Learning Jewish History Through Extra-Curricular Programs
There are many interesting approaches to teaching and learning Jewish history. The common denominator of many of them is that they take a direct approach—they teach Jewish history as part of the overall curriculum. While this approach is best positioned to cover the broadest historical scope and range, taking advantage of student participation in extra and co-curricular activities can be a productive supplement to help students to broaden their Jewish History knowledge and skills base. Students who participate in extra-curricular programs often have a very high level of motivation to get the most out of these programs. When these students realize that by mastering certain elements of Jewish history they also enhance their strive for excellence in their extra-curricular programs, they embrace the study of Jewish History as it relates to their program. In other words, adopting this approach provides students with added internal motivation to learn Jewish history.
One example of the efficacy of this approach is the school play. When students perform the classic play, Fiddler on the Roof, they study the history of the period and what life was like in Tsarist Russia. They are exposed to ideas of socialism, the challenges the Enlightenment posed to traditional Jewish values, and the push and pull motivations for emigration and immigration. Students, propelled by their pursuit to perform their roles with greater authenticity and feeling, are motivated to study the history of this period as part of their drama training—training which they are intrinsically motivated to pursue.
A second example of this approach is with the school choir. When the choir is performing the song “Yerushalayim Shel Zahav,” they study the background history of the song as well as the history of the Six-Day War and the capture of the Old City and Western Wall. These lessons are brought home in vivid fashion, especially when studying the inclusion of the song’s final verse following the war. Students, who want to sing the song with all the emotion and yearning possible to enable the song to reach its potential heights, are better able to rise to this challenge if they are familiar with its historical milieu.
A third example of this approach is with students who are working on a school shabbaton. Given the fact that these students are already interested in Shabbat, they learn about Prime Minister Menachem Begin’s speech in the Knesset arguing for El Al to refrain from flying on Shabbat. In this speech, where he so eloquently describes the beauty of Shabbat, he references the city of Salonika in Greece that had its port closed on Shabbat due to the large number of religious Jews who worked in the commerce industry who refused to work on Shabbat. This learning venture enables students to learn about the beautiful history of the Jews of Salonika up until their destruction during the Holocaust, in addition to contemporary Israeli politics and history.
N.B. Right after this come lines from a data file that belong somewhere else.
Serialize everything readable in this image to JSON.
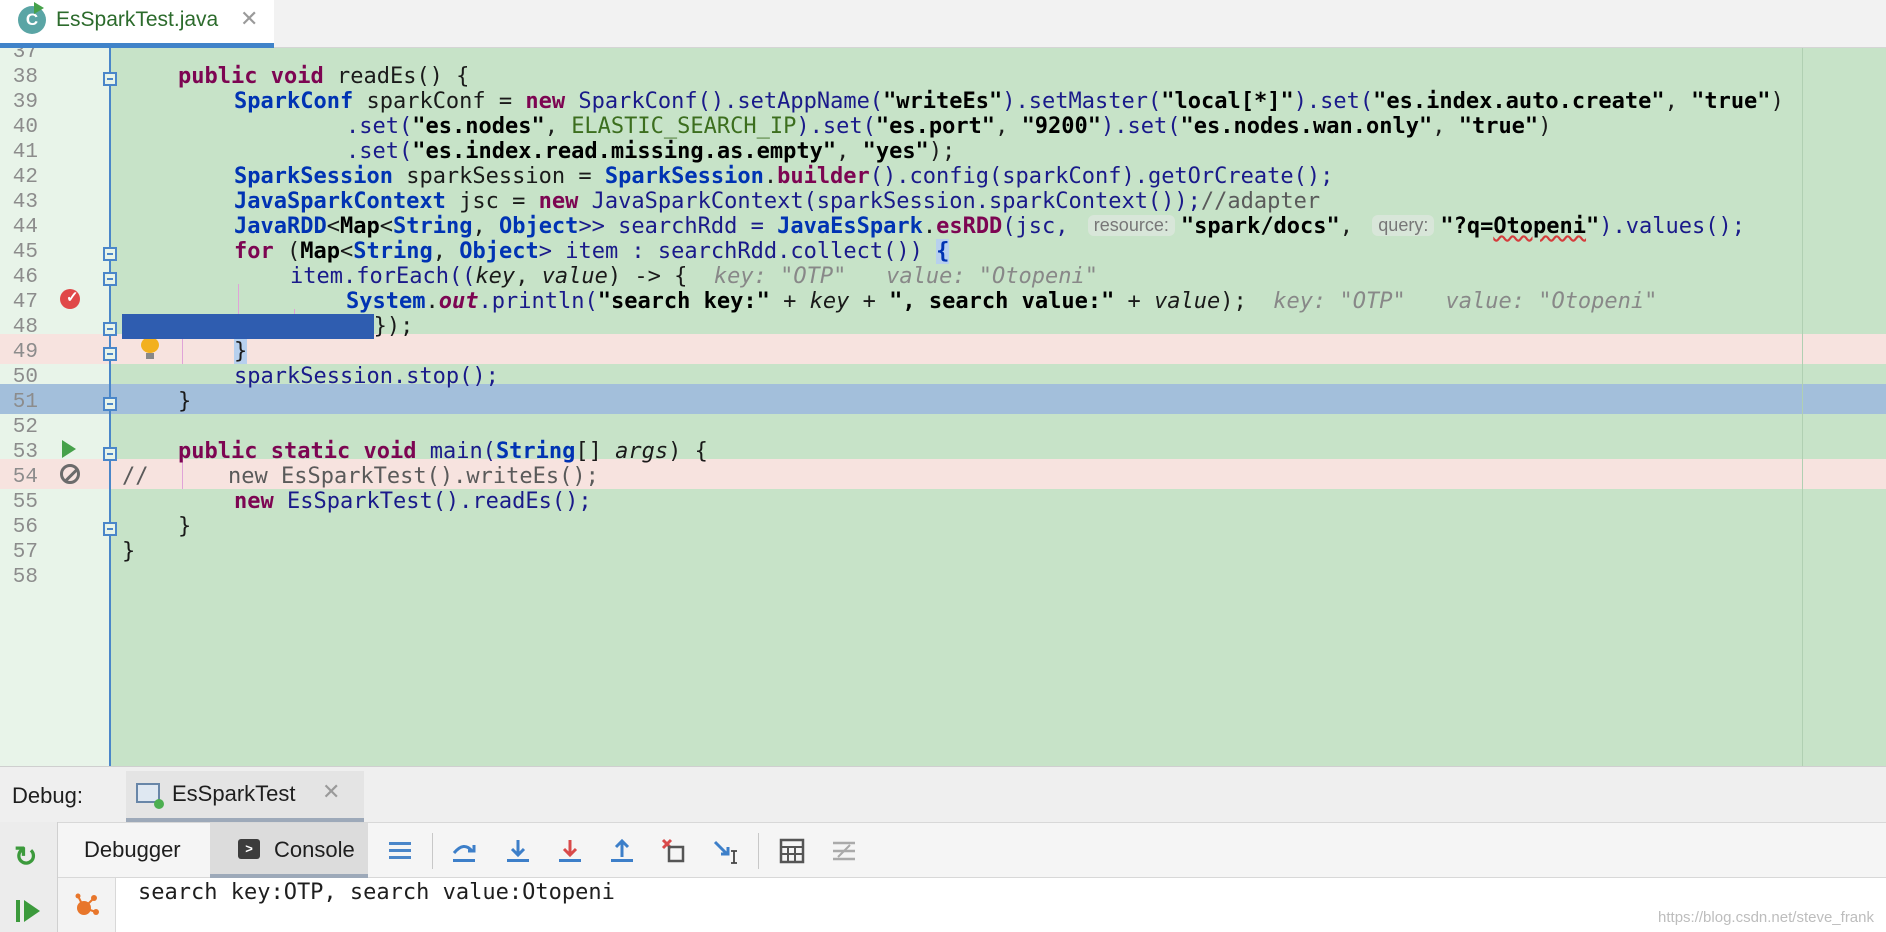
{
  "tab": {
    "icon_letter": "C",
    "title": "EsSparkTest.java",
    "close_glyph": "✕"
  },
  "editor": {
    "line_numbers": [
      "37",
      "38",
      "39",
      "40",
      "41",
      "42",
      "43",
      "44",
      "45",
      "46",
      "47",
      "48",
      "49",
      "50",
      "51",
      "52",
      "53",
      "54",
      "55",
      "56",
      "57",
      "58"
    ],
    "code": {
      "l38": [
        "public",
        "void",
        "readEs() {"
      ],
      "l39": [
        "SparkConf",
        " sparkConf = ",
        "new",
        "SparkConf",
        "().setAppName(",
        "\"writeEs\"",
        ").setMaster(",
        "\"local[*]\"",
        ").set(",
        "\"es.index.auto.create\"",
        ", ",
        "\"true\"",
        ")"
      ],
      "l40": [
        ".set(",
        "\"es.nodes\"",
        ", ",
        "ELASTIC_SEARCH_IP",
        ").set(",
        "\"es.port\"",
        ", ",
        "\"9200\"",
        ").set(",
        "\"es.nodes.wan.only\"",
        ", ",
        "\"true\"",
        ")"
      ],
      "l41": [
        ".set(",
        "\"es.index.read.missing.as.empty\"",
        ", ",
        "\"yes\"",
        ");"
      ],
      "l42": [
        "SparkSession",
        " sparkSession = ",
        "SparkSession",
        ".",
        "builder",
        "().config(sparkConf).getOrCreate();"
      ],
      "l43": [
        "JavaSparkContext",
        " jsc = ",
        "new",
        "JavaSparkContext",
        "(sparkSession.sparkContext());",
        "//adapter"
      ],
      "l44": [
        "JavaRDD",
        "<",
        "Map",
        "<",
        "String",
        ", ",
        "Object",
        ">> searchRdd = ",
        "JavaEsSpark",
        ".",
        "esRDD",
        "(jsc, ",
        "resource:",
        "\"spark/docs\"",
        ", ",
        "query:",
        "\"?q=",
        "Otopeni",
        "\"",
        ").values();"
      ],
      "l45": [
        "for",
        " (",
        "Map",
        "<",
        "String",
        ", ",
        "Object",
        "> item : searchRdd.collect()) ",
        "{"
      ],
      "l46": [
        "item.forEach((",
        "key",
        ", ",
        "value",
        ") -> {",
        "key: \"OTP\"   value: \"Otopeni\""
      ],
      "l47": [
        "System",
        ".",
        "out",
        ".println(",
        "\"search key:\"",
        " + ",
        "key",
        " + ",
        "\", search value:\"",
        " + ",
        "value",
        ");",
        "key: \"OTP\"   value: \"Otopeni\""
      ],
      "l48": [
        "});"
      ],
      "l49": [
        "}"
      ],
      "l50": [
        "sparkSession.stop();"
      ],
      "l51": [
        "}"
      ],
      "l53": [
        "public",
        "static",
        "void",
        "main(",
        "String",
        "[] ",
        "args",
        ") {"
      ],
      "l54": [
        "//",
        "new EsSparkTest().writeEs();"
      ],
      "l55": [
        "new",
        " EsSparkTest().readEs();"
      ],
      "l56": [
        "}"
      ],
      "l57": [
        "}"
      ]
    }
  },
  "debug": {
    "label": "Debug:",
    "run_tab": "EsSparkTest",
    "close_glyph": "✕",
    "tabs": [
      "Debugger",
      "Console"
    ],
    "toolbar_icons": [
      "rerun-icon",
      "resume-icon",
      "frames-menu-icon",
      "step-over-icon",
      "step-into-icon",
      "force-step-into-icon",
      "step-out-icon",
      "drop-frame-icon",
      "run-to-cursor-icon",
      "evaluate-expression-icon",
      "trace-icon"
    ]
  },
  "console": {
    "output": "search key:OTP, search value:Otopeni"
  },
  "watermark": "https://blog.csdn.net/steve_frank"
}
A final example occurred in our school this past year. A large group of our eighth-grade students participated in the very meaningful program Names, Not Numbers. Our students, like students in other middle schools, were very moved and inspired when meeting and interviewing the survivors. One group this year had the privilege of interviewing a 99-year-old gentleman who escaped on the Kastner train in 1944. Alerted to the controversy surrounding this episode in Jewish history, the students in the group wanted to learn about the Hungarian Jewish experience in the Holocaust in general, and about the Kastner train in particular as part of their preparation for the interview with the survivor. To this end, they worked with their teachers to reach out to the United States Holocaust Museum and arranged for a Zoom session with two of the museum’s scholars who spent an hour teaching them about these topics and answering their questions. Motivated by their desire to get the most out of their interview, they spent time learning about this very tragic but important time in Jewish history.
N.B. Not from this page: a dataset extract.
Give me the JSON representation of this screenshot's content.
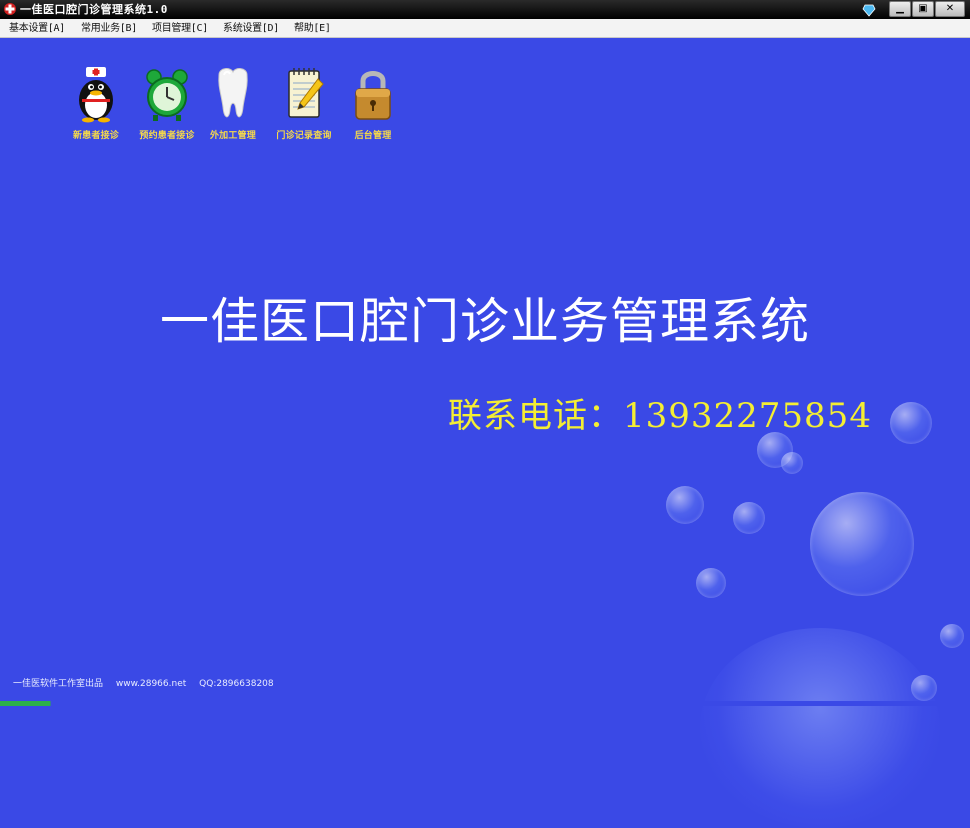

These are a few examples of how extra-curricular programs can help students learn Jewish history as a means of expanding their experiences in areas that at the moment are their main focus. This approach is not meant to take the place of a systematic approach to teaching Jewish History. It lacks the scope and breadth of a regular survey course or a course with a specific focus area. However, it does expose students to Jewish history and provides them with certain reference points as they hopefully expand their study of Jewish history. Likewise, it will engage students and hopefully, through this engagement, open their eyes to the beauty and value of studying Jewish history.
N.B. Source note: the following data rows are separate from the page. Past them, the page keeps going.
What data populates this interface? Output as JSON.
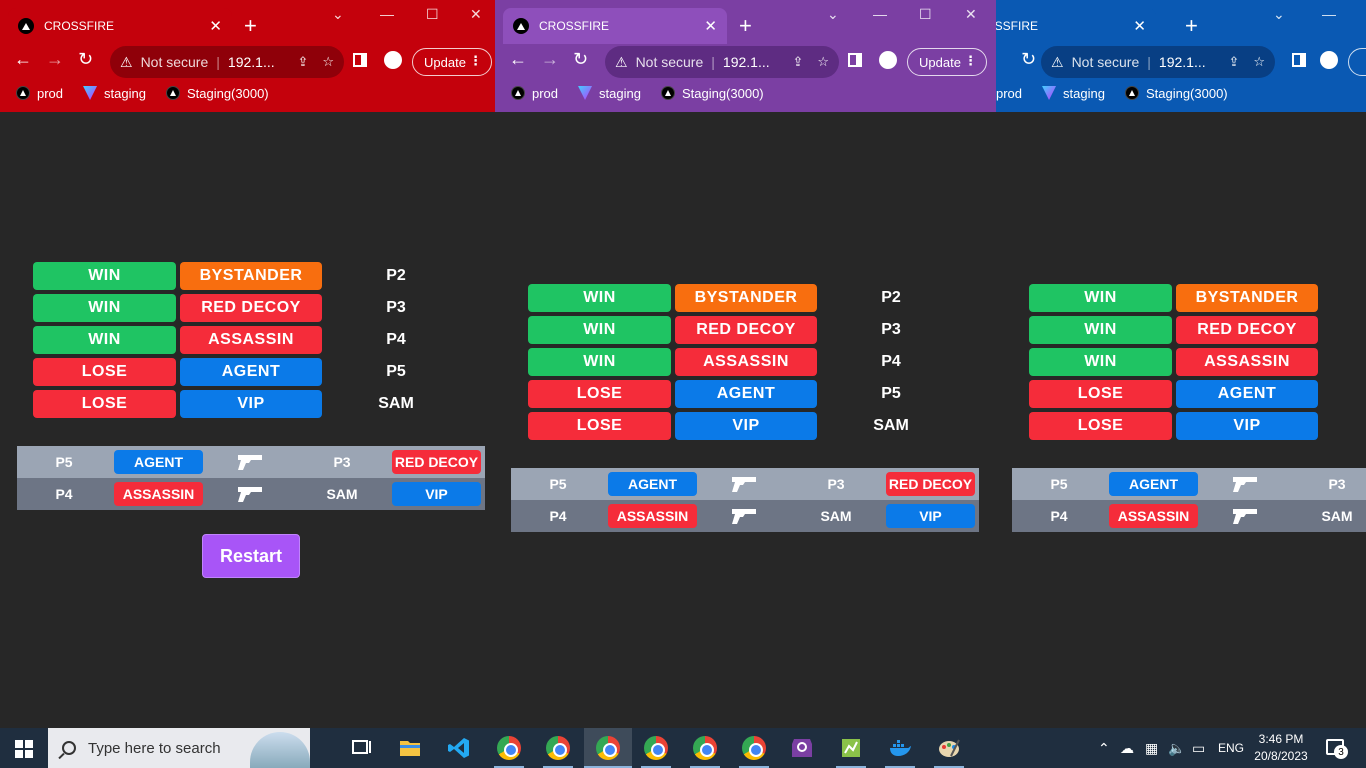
{
  "browser": {
    "tab_title": "CROSSFIRE",
    "new_tab": "+",
    "close": "✕",
    "omnibox_warning": "Not secure",
    "omnibox_url": "192.1...",
    "update_label": "Update",
    "bookmarks": [
      {
        "label": "prod",
        "icon": "vercel-icon"
      },
      {
        "label": "staging",
        "icon": "vite-icon"
      },
      {
        "label": "Staging(3000)",
        "icon": "vercel-icon"
      }
    ],
    "window_colors": [
      "#c4010c",
      "#7b3fa3",
      "#0a59b3"
    ]
  },
  "game": {
    "roles": [
      {
        "result": "WIN",
        "role": "BYSTANDER",
        "player": "P2"
      },
      {
        "result": "WIN",
        "role": "RED DECOY",
        "player": "P3"
      },
      {
        "result": "WIN",
        "role": "ASSASSIN",
        "player": "P4"
      },
      {
        "result": "LOSE",
        "role": "AGENT",
        "player": "P5"
      },
      {
        "result": "LOSE",
        "role": "VIP",
        "player": "SAM"
      }
    ],
    "kills": [
      {
        "killer": "P5",
        "killer_role": "AGENT",
        "victim": "P3",
        "victim_role": "RED DECOY"
      },
      {
        "killer": "P4",
        "killer_role": "ASSASSIN",
        "victim": "SAM",
        "victim_role": "VIP"
      }
    ],
    "restart_label": "Restart",
    "colors": {
      "win": "#1fc463",
      "lose": "#f52c3a",
      "bystander": "#f86e0f",
      "red": "#f52c3a",
      "blue": "#0b7ae8",
      "restart": "#a855f7"
    }
  },
  "taskbar": {
    "search_placeholder": "Type here to search",
    "language": "ENG",
    "time": "3:46 PM",
    "date": "20/8/2023",
    "notification_count": "3"
  }
}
Reach 10,000 Jewish educational professionals. Advertise in the upcoming issue of Jewish Educational Leadership.